━━━ Material for the task ━━━

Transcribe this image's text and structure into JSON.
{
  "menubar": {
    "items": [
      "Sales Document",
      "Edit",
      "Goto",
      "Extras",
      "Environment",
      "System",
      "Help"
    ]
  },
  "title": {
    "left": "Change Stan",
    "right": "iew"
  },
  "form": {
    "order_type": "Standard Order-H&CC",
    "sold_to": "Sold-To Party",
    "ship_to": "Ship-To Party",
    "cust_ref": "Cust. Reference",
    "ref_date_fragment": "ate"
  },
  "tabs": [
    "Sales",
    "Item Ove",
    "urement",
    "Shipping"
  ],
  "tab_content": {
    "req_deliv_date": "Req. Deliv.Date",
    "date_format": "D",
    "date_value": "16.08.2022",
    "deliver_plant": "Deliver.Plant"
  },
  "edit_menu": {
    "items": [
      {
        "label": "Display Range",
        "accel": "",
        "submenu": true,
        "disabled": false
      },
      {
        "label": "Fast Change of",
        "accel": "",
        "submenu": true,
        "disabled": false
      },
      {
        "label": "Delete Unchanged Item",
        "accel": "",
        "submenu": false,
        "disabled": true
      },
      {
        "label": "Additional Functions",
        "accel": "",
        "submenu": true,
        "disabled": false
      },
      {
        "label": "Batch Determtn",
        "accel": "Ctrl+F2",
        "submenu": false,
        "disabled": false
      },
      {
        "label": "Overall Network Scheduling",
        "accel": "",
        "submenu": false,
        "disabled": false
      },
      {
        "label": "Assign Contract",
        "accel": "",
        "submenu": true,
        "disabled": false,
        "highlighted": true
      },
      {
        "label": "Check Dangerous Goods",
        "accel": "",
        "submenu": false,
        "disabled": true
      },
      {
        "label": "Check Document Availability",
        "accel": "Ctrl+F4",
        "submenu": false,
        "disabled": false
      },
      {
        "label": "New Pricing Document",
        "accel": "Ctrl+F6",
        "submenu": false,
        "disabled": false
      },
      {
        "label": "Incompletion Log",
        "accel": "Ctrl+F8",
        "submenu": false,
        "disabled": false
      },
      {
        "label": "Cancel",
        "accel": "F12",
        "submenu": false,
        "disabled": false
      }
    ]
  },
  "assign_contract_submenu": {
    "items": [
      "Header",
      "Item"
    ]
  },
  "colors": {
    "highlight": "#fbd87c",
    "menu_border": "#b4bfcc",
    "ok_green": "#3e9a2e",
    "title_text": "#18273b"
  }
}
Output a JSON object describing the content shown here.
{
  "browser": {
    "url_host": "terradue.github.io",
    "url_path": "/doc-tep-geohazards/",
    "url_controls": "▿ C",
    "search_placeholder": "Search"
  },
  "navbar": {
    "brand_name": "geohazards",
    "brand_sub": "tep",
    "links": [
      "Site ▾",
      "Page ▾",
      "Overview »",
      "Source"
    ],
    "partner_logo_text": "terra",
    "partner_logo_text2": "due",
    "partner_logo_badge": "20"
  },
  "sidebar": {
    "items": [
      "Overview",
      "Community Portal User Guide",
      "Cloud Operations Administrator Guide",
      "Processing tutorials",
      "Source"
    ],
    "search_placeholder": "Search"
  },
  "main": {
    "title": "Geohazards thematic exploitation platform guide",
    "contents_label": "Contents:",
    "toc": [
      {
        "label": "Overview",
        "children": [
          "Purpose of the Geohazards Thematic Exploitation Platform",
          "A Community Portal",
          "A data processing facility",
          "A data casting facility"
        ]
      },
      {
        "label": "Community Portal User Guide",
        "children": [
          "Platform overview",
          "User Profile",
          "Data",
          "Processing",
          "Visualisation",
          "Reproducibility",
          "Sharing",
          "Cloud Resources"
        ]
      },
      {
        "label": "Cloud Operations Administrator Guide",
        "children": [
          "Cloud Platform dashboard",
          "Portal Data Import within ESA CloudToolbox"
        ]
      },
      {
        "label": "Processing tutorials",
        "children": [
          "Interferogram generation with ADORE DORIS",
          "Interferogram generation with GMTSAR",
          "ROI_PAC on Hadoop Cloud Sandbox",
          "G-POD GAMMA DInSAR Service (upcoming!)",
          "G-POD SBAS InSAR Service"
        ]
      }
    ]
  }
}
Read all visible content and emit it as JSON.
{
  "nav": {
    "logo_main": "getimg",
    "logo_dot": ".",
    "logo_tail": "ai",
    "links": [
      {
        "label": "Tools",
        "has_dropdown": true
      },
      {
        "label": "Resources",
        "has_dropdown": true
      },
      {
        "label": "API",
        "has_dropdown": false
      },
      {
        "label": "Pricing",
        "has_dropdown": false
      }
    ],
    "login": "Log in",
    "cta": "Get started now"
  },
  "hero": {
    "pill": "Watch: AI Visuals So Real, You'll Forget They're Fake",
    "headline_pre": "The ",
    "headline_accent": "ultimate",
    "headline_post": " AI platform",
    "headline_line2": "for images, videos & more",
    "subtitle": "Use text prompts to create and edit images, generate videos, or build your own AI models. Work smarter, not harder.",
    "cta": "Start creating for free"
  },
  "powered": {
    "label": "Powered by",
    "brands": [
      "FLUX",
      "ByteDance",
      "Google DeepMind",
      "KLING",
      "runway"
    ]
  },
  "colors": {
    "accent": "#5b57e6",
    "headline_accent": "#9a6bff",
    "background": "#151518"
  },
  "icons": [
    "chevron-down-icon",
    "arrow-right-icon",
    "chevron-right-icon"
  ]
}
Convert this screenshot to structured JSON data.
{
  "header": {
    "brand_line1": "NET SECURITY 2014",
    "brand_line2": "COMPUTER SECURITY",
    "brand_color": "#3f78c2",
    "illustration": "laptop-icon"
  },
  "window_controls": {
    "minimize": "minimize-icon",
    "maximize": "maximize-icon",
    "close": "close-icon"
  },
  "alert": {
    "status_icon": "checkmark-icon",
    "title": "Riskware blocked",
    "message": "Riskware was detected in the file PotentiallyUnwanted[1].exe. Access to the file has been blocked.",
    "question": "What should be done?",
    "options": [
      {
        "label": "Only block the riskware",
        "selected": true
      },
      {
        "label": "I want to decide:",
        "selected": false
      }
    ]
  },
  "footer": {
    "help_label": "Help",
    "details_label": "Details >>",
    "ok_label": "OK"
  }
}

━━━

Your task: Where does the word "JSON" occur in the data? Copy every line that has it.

Response to the exercise:
Transcribe this image's text and structure into JSON.
Output a JSON object describing the content shown here.
Read all visible content and emit it as JSON.
Convert this screenshot to structured JSON data.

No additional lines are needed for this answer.